Afaik, there is no physical reason for it. Inflation is a model to explain some observations, but I never heard about forces or conditions which caused it. I hope someone more expert can say something. – Py-ser Jul 10 '14 at 7:17
Well, what forces "cause" electromagnetism for instance? The inflaton field changes state and releases energy - that energy release results in "inflation". – adrianmcmenamin Jul 12 '14 at 14:27

With normal matter, the strength of gravity depends on the stress-energy tensor, which, in an isotropic homogeneous universe, has trace of $\rho + 3p$. Note that the pressure from relativistic particles (photons and neutrinos) enhances the mass density in slowing down expansion. In inflation theory, it is assumed that there was a scalar field (perhaps) in a small section of the universe that began in a false vacuum state. That is, the field's energy density remained roughly constant as the universe began to inflate, and therefore the total energy of this field grew as the volume of the universe grew. The field's pressure was negative and greatly overwhelmed the inward force of the density of normal matter and pressure.
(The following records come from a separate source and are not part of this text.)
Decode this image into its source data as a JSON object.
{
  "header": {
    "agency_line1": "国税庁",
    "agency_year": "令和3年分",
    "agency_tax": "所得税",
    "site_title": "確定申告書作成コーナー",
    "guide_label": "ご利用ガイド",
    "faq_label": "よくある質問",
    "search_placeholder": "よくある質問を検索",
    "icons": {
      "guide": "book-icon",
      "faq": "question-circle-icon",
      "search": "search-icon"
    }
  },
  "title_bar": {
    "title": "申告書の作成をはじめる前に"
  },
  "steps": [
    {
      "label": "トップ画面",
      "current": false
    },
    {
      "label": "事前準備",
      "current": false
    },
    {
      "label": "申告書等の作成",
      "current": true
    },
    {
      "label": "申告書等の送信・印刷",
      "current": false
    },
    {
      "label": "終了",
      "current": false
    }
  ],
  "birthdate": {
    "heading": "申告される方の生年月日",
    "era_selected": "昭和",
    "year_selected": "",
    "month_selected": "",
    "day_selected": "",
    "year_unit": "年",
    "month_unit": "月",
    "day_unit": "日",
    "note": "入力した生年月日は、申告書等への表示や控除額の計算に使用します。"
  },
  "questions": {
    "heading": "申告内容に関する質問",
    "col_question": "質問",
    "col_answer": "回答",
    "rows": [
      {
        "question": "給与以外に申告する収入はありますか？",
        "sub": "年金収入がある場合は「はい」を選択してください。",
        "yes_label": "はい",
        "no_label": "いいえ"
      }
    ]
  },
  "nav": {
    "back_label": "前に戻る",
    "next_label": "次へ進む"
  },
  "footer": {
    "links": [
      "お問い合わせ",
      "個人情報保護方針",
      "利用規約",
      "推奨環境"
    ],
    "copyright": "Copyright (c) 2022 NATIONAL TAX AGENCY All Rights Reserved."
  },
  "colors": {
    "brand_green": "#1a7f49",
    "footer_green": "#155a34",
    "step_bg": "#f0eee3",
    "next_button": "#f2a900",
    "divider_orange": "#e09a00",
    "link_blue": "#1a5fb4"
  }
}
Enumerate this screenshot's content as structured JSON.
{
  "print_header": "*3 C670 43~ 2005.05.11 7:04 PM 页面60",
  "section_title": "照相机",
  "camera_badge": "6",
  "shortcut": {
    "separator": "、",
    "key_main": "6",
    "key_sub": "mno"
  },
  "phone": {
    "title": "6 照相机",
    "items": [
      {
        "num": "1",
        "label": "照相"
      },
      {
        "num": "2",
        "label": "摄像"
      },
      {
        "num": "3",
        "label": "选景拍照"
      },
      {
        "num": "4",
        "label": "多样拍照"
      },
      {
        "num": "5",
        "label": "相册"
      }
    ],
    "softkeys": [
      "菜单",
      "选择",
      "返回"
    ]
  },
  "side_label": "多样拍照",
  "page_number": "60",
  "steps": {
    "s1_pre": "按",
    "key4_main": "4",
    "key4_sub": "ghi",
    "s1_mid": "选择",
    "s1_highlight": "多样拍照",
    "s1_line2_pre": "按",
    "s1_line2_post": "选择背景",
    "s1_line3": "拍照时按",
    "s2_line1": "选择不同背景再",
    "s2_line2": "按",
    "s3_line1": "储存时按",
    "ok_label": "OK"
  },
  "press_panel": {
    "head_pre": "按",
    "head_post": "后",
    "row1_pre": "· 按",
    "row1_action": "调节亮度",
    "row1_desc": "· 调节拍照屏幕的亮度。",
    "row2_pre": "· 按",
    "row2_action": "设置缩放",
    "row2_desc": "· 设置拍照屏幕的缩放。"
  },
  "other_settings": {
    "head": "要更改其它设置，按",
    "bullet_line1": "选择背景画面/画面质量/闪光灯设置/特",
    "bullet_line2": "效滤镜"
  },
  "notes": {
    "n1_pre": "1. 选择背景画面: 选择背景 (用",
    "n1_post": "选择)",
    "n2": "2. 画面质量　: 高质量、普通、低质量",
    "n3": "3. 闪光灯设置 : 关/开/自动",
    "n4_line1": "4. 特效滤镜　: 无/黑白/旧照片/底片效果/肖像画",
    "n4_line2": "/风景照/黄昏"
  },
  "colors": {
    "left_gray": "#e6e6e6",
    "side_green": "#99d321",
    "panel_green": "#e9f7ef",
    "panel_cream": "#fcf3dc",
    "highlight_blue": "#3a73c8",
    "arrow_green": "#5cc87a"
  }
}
It is this negative pressure that rapidly expanded this section of the universe by many factors.